Brief ▸ Lines that contain "JSON": how many are there in the listing below? Answer with a number and nothing more.

*** Source material

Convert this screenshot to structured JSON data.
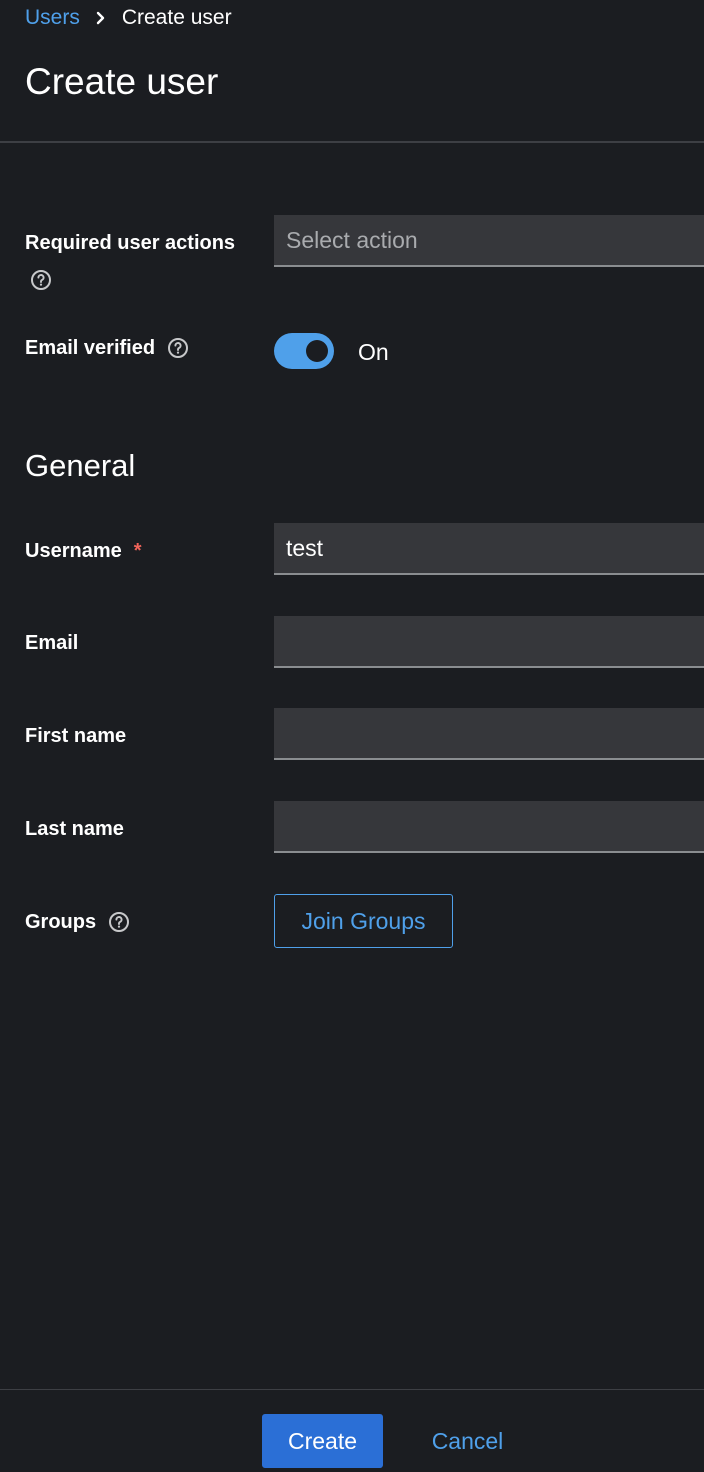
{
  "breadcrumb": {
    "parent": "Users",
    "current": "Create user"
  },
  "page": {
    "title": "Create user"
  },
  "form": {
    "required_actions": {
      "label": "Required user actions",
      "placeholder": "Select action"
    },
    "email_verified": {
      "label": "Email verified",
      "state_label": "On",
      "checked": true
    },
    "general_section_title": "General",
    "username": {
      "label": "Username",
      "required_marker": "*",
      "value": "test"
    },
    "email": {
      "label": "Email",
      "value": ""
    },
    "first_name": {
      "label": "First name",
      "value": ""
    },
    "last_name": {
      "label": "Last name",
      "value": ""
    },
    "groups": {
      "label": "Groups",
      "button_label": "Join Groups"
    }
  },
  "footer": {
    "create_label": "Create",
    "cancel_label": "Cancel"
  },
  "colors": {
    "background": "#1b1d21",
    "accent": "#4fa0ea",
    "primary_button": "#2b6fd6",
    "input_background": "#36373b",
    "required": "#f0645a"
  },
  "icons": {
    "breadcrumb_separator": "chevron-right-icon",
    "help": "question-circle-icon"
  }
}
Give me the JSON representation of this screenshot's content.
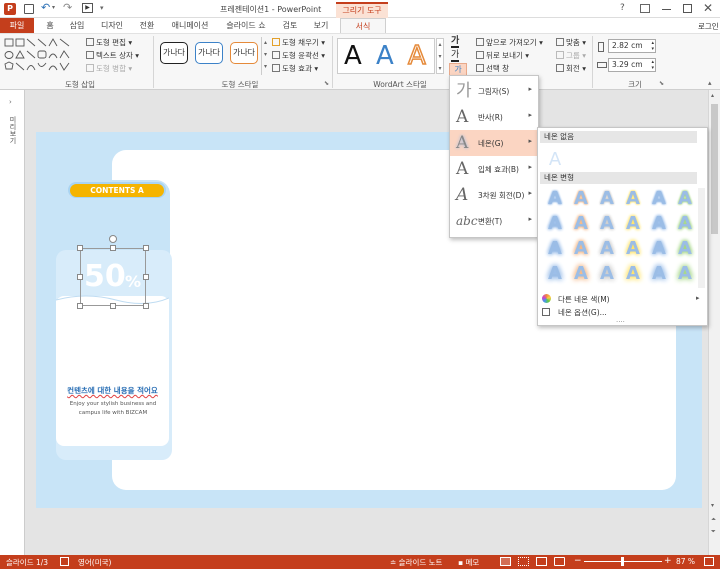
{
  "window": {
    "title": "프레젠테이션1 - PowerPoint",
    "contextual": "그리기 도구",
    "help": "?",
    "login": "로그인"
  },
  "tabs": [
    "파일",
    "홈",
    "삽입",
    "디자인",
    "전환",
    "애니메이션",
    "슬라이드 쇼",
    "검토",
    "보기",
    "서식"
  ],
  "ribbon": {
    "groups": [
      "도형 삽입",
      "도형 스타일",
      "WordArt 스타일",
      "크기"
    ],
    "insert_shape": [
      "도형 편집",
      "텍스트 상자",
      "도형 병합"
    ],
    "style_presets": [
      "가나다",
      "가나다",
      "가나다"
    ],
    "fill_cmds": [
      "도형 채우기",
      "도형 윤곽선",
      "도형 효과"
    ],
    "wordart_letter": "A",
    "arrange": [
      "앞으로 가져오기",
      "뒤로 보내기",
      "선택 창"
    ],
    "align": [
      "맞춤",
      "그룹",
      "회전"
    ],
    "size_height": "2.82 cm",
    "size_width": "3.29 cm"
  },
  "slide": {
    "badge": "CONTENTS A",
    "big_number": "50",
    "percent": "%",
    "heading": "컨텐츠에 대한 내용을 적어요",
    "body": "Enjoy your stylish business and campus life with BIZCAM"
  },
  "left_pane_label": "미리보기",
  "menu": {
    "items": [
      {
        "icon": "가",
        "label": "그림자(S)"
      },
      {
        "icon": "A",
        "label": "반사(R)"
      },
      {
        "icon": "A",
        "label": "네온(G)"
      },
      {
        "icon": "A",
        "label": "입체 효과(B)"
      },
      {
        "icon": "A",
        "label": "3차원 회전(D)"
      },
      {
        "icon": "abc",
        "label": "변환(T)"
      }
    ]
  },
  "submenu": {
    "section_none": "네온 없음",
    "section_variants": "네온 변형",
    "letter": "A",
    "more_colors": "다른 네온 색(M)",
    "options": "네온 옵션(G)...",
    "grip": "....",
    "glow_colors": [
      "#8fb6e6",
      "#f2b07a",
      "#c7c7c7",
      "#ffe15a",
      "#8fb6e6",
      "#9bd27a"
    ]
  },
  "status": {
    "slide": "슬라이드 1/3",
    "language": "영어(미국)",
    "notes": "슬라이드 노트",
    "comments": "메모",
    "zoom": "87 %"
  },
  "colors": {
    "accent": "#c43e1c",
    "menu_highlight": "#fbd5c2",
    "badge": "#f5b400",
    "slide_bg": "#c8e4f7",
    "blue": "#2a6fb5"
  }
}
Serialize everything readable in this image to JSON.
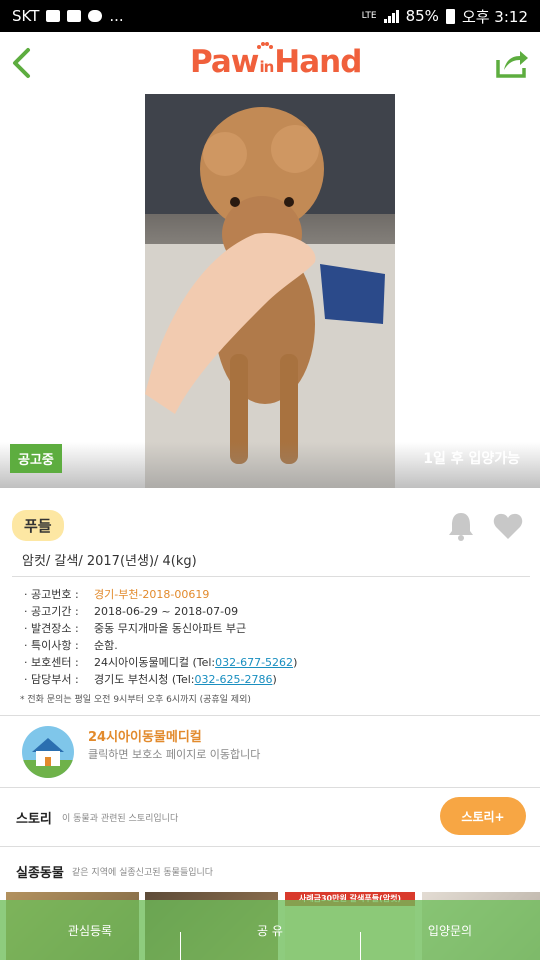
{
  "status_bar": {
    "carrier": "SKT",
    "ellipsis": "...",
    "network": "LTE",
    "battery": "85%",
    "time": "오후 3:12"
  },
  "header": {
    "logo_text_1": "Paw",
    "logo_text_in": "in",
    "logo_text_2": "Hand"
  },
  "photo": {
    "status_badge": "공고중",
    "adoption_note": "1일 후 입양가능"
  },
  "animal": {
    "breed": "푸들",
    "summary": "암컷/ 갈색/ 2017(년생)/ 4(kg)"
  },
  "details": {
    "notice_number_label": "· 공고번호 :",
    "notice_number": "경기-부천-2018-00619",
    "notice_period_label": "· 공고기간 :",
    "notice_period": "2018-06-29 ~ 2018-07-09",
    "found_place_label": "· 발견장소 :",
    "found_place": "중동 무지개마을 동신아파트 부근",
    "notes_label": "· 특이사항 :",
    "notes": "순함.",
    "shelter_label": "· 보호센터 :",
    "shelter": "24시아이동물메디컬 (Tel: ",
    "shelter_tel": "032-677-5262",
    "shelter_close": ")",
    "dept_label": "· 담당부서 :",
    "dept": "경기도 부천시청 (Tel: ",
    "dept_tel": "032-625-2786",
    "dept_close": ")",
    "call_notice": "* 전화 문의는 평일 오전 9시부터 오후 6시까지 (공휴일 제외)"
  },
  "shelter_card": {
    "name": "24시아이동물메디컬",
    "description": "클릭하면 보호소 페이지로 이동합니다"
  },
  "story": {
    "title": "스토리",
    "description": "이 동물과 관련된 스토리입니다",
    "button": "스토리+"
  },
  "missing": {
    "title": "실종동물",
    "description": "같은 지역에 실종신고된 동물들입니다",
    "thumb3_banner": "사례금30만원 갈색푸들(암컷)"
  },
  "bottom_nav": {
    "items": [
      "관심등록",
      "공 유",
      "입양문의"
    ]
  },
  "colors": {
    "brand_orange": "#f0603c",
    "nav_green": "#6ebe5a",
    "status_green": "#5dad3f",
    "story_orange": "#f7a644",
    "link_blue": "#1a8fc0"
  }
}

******

Written solution ▸ 3